Frequently we need more than just a primary key. Starting from hibintro.v4.User we may want to add a property uidNumber adding a common requirement: On UNIX type operation systems each user does have both a unique login name (like goik) and a unique numerical value (like 123). We choose our primary key to be numeric ❷and the login name to become a second candidate key ❶:

package hibintro.v5;

import javax.persistence.Column;
import javax.persistence.Entity;
import javax.persistence.Id;
import javax.persistence.Table;
import javax.persistence.UniqueConstraint;

@Entity
@Table(uniqueConstraints={@UniqueConstraint(columnNames={"uid"})}) public class User {

  int uidNumber;
  @Id public int getUidNumber() { return uidNumber; }
  public void setUidNumber(int uidNumber) { this.uidNumber = uidNumber; }

  String uid;

  /**
   * @return The user's unique login name e.g. "goik"
   */
  @Column(nullable=false)
  public String getUid() { return uid; }

  /**
   * @param uid, See {@link #getUid()}.
   */
  public void setUid(String uid) { this.uid = uid; }

  ...
}

Notice the slight difference: The property uid may need a @javax.persistence.Column(nullable=false) annotation to become a candidate key. This is not automatically inferred by the javax.persistence.UniqueConstraint definition ❶. In contrast the property uidNumber is not being referenced by the preceding javax.persistence.Table annotation but annotated by javax.persistence.Id. Hence a nullable=false is not needed.

This is in accordance with DDL: Attributes composing a primary key must not allow NULL values but attributes only appearing in UNIQUE declarations may become NULL.

The resulting DDL reads:

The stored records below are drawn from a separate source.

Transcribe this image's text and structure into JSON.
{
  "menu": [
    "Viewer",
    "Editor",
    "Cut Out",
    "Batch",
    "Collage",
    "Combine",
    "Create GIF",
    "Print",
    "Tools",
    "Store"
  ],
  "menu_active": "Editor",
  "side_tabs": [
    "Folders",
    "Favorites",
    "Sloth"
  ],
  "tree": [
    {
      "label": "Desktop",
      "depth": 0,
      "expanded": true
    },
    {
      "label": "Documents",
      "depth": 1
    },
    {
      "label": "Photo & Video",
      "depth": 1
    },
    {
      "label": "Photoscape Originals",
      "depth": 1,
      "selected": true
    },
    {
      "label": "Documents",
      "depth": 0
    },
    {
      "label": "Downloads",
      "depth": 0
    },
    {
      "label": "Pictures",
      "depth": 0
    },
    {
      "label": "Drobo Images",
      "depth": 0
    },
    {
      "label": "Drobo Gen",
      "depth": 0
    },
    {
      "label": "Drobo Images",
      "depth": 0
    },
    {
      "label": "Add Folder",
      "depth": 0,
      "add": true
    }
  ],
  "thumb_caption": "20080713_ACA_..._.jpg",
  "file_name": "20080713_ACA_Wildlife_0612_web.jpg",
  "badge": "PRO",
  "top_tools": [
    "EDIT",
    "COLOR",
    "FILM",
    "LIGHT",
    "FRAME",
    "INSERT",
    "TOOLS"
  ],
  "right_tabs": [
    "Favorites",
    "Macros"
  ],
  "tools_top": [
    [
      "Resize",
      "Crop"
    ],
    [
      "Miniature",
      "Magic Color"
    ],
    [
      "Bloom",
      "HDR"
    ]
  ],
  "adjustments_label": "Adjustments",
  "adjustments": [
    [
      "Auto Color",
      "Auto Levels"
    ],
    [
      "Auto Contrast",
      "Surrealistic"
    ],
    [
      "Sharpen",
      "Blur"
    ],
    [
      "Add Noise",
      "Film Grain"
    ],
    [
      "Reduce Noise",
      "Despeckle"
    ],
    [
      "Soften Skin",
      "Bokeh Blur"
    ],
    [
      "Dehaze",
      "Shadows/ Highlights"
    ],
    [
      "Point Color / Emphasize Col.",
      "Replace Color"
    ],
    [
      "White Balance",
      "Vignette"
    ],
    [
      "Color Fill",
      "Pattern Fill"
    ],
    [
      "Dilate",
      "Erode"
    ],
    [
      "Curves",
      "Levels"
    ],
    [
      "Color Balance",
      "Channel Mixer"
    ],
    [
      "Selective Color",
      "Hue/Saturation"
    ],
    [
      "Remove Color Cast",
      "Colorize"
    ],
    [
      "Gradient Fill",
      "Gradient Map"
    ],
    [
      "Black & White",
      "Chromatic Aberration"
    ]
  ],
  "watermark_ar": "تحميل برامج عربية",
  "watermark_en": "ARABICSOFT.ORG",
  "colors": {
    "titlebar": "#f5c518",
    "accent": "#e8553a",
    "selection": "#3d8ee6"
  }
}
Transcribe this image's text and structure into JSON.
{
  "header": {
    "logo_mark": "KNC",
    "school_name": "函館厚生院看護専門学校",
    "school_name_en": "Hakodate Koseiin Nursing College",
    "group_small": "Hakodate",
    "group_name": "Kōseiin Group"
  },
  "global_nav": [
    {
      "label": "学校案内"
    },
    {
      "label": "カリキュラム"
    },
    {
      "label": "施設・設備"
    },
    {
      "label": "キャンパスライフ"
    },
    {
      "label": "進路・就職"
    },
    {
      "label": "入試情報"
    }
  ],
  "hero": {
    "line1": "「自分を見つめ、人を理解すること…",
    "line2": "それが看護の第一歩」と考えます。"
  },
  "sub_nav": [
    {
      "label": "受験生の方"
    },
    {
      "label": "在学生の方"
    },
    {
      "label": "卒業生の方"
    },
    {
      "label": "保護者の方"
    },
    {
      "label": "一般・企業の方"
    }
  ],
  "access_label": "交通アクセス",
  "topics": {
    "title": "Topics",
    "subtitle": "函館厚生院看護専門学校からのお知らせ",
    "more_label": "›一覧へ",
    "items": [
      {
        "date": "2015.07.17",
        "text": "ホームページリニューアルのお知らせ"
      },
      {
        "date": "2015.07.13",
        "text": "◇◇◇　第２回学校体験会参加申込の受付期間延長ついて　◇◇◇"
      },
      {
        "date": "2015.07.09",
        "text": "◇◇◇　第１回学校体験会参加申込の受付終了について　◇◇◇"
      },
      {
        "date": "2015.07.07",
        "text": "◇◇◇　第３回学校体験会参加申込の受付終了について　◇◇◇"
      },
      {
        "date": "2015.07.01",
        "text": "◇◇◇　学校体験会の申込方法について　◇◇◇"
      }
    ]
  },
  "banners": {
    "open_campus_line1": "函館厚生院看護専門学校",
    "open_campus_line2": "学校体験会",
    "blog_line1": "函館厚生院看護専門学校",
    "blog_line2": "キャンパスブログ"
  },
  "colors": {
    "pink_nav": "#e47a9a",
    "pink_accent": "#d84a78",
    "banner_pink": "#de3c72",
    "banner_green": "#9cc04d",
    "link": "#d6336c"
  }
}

CREATE TABLE User (
  uidNumber INT NOT NULL PRIMARY KEY,
  cname VARCHAR(255) NOT NULL,
  uid VARCHAR(255) NOT NULL UNIQUE
)